Despite increased public attention, Congressional focus on the prevention, early identification, and treatment of childhood mental illness has stalled. During AACAP's Annual Meeting (October 22-27), AACAP members and partners are urging Congress not to lose sight of the needs of children with mental illnesses.
Mental illness continues to impact 20 percent of our nation’s youth. Half of all lifetime cases of mental illness begin by age 14 and three quarters by age 24. Yet, the majority of those diagnosed do not receive treatment. Mental illness is like any other disease in that the earlier it is identified and treated, the better the outcomes. Effective treatments are available, but there is an average delay of 8 to 10 years between the onset of symptoms and intervention. The longer the lag time is between symptom onset and treatment, the more difficult and costly mental illness is to treat and the greater the burden becomes on our public health system. When left untreated, these disorders can lead to serious consequences for children, their families, and our communities.
Mental illnesses are real and treatable. By identifying children and youth struggling with mental illness early, we can improve the lives of the next generation and avoid the tragic and costly consequences of unidentified and untreated mental illness.
I call upon Congress to take immediate action that:
1. Improves the pediatric mental health workforce;
2. Ensures adequate funding of children’s mental health services in community-based systems of care; and
3. Invests in the prevention, early identification, research, and treatment of mental illness.

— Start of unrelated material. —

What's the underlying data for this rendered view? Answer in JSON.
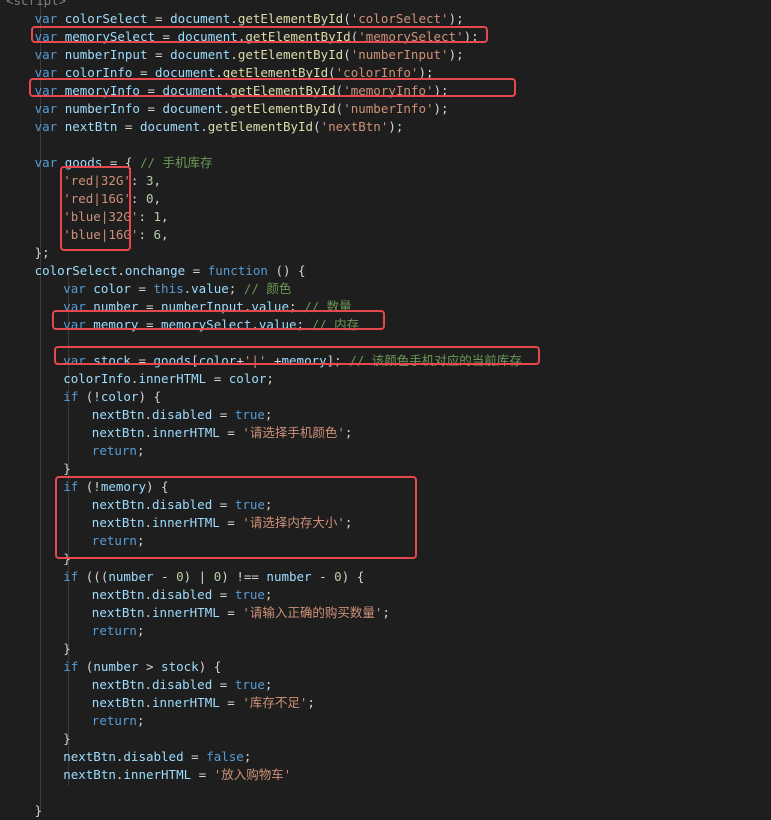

We, as a nation, can no longer afford the moral, financial and personal costs of inaction. We are counting on our elected leaders to come together to advance this common sense agenda.